JVC has been in a continuous training mode explaining the benefits, installation methods, and alignment of anamorphic systems for several years. The installation of an anamorphic system with motorized lens and screen masking is very complex and can be very costly. Attendees of our training sessions are very interested in the process, as they actually get to work with the components of the anamorphic system. Each training session seems to initiate some anamorphic projects, but it seems more the exception than the rule. I have to say that experiencing the anamorphic system can be very dramatic. Beginning with a 16:9 image and then switching to anamorphic mode, opening the masking to reveal a wider screen, has a lot of “wow” factor.
Please explain 2K vs. 4K and what the reality might be for actual products for the CEDIA channel.
There are currently a number of 2K resolution product offerings in the market. I have been watching movies on our 2K D-ILA projectors for several years, and I still think the image quality is amazing. 2K is a great platform, but I have had some interesting 4K experiences as well.
JVC recently hosted a THX Video Calibration certification event. Most of the calibrators in the session had in-depth experience of flat screen and projection imaging. Over three days, students worked with a variety of panels and projectors to learn theory and calibration techniques. One evening, we set up JVC’s RS4000 Home Cinema System and let the class observe native 4K images. We played back a variety of content, including 4096 x 2400 resolution digital photographs, 4K video captured in Okinawa from JVC’s 4K camera, along with BD titles scaled to 4K on an 18-foot wide image.
The class was stunned with not only the clarity, color, and resolution of the photographs, but also the reality of the images displayed. The scaled up BD titles also took on a much more sophisticated look due to the increased pixel density on the screen. The 4K Okinawa video had so much depth and realism that is almost seemed 3D. Details in the background maintained resolution and detail just like in real life. With so much emphasis on 3D this year, I was caught totally off guard by the unanimous class response: “Give us resolution over 3D any day.”
JVC currently has our RS4000 4K Home Cinema System in the marketplace. The smaller form factor than other 4K projectors makes it very suitable for home theater installation. This is our top–of-the-line system used primarily in exclusive home theaters and is available today. My dream is to see 4K move more into the mainstream over the next few years. Resolution really does make a difference in the reality factor. I would invite CEDIA attendees to stop by our Omni location and experience this sensation first hand.
Last but not least, what new product hints can you give us for JVC at CEDIA EXPO?
JVC will have a presence on the CEDIA show floor and additionally an extensive display in the North Tower of the Omni Hotel. This year will mark some important achievements for D-ILA projectors. I would invite everyone to visit and see what’s new:
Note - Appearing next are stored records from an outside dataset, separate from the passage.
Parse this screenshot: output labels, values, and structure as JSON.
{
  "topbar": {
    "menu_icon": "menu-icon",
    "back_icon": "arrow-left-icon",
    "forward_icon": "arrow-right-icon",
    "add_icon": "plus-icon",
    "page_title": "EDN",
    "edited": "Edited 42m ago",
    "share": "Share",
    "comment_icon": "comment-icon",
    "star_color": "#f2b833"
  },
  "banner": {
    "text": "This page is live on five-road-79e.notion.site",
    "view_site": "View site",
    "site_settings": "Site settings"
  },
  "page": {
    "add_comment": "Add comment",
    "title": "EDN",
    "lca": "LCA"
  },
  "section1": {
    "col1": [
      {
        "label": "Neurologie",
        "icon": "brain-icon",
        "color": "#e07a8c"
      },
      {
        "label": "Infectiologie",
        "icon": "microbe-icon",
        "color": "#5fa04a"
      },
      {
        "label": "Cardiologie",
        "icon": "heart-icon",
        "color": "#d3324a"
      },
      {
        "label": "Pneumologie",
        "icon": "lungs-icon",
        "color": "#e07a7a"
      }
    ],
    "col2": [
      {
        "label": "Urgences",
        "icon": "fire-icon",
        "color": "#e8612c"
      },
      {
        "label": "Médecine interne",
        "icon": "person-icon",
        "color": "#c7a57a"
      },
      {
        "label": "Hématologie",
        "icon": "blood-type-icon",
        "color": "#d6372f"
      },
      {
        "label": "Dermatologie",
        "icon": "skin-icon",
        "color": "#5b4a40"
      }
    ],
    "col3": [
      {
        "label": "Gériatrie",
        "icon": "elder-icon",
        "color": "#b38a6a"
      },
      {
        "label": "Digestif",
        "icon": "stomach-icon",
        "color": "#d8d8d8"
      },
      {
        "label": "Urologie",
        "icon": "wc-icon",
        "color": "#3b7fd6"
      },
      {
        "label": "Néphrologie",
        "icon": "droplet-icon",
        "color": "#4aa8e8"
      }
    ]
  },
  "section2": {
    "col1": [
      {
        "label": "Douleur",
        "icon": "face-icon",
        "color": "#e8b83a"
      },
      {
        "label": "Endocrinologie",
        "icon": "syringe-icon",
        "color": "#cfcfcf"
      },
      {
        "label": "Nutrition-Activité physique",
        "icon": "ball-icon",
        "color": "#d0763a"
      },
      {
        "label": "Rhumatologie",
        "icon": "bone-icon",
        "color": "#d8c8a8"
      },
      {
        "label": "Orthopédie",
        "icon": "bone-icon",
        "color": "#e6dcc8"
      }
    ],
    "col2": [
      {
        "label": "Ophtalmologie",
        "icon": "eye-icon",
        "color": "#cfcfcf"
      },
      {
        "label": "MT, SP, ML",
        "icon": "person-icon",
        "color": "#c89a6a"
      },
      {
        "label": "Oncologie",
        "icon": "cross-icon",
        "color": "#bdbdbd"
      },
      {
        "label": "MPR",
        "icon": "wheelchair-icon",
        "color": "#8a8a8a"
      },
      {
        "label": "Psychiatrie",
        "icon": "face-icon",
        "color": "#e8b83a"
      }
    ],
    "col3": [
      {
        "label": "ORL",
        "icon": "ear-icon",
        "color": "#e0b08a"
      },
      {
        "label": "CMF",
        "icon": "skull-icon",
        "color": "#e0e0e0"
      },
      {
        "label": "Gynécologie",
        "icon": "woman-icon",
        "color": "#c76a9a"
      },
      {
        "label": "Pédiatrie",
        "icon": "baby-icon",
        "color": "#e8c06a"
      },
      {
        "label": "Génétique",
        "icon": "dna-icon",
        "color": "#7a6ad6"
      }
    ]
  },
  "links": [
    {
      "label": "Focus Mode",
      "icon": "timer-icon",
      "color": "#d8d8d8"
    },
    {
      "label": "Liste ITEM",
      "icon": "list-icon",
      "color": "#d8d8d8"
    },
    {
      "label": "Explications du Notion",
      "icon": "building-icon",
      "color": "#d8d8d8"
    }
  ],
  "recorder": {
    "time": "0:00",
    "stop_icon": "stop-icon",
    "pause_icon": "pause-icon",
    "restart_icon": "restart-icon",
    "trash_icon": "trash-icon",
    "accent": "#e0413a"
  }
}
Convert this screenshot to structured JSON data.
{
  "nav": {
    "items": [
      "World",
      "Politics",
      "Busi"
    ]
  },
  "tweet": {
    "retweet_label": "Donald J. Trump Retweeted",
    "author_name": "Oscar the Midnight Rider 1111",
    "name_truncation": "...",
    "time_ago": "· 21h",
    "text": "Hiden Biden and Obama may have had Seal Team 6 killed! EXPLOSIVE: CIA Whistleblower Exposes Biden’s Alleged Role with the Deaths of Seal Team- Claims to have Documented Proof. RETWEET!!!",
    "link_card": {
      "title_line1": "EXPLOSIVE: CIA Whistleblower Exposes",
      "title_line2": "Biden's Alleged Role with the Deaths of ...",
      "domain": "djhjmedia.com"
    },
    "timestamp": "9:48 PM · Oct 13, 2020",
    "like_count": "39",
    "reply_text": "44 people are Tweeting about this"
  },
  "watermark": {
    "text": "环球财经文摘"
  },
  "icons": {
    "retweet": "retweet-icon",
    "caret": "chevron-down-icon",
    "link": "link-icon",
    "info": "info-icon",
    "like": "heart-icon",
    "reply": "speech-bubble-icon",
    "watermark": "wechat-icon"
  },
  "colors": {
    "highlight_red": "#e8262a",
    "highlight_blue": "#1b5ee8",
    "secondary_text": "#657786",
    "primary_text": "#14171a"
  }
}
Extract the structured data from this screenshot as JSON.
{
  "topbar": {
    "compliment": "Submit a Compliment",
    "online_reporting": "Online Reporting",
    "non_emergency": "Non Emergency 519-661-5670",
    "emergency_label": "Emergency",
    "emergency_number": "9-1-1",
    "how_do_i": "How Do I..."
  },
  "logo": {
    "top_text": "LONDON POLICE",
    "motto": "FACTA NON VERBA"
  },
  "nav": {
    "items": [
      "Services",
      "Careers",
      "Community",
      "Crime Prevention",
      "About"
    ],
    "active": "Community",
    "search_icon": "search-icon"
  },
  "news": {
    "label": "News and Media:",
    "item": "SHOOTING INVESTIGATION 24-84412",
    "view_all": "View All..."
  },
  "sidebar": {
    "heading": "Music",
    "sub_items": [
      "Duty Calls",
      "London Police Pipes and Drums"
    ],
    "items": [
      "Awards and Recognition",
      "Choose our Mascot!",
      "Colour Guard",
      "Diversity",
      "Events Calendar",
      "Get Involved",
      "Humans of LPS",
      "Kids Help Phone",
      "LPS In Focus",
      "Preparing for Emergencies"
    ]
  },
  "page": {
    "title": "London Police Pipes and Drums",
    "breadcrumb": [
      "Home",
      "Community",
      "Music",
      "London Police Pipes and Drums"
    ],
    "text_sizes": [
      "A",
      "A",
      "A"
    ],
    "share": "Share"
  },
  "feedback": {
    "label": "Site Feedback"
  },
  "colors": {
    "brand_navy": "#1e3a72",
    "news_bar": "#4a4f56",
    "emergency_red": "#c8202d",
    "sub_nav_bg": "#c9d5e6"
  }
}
JVC D-ILA THEATER at the OMNI HOTEL, NORTH TOWER, BALLROOMS ABCD:
Thursday, Sept. 23: 10 a.m. – 6 p.m.
Friday, Sept. 24: 9 a.m. – 6 p.m.
Saturday, Sept. 25: 9 a.m. – 6 p.m.
Sunday, Sept. 26: 9 a.m. – Noon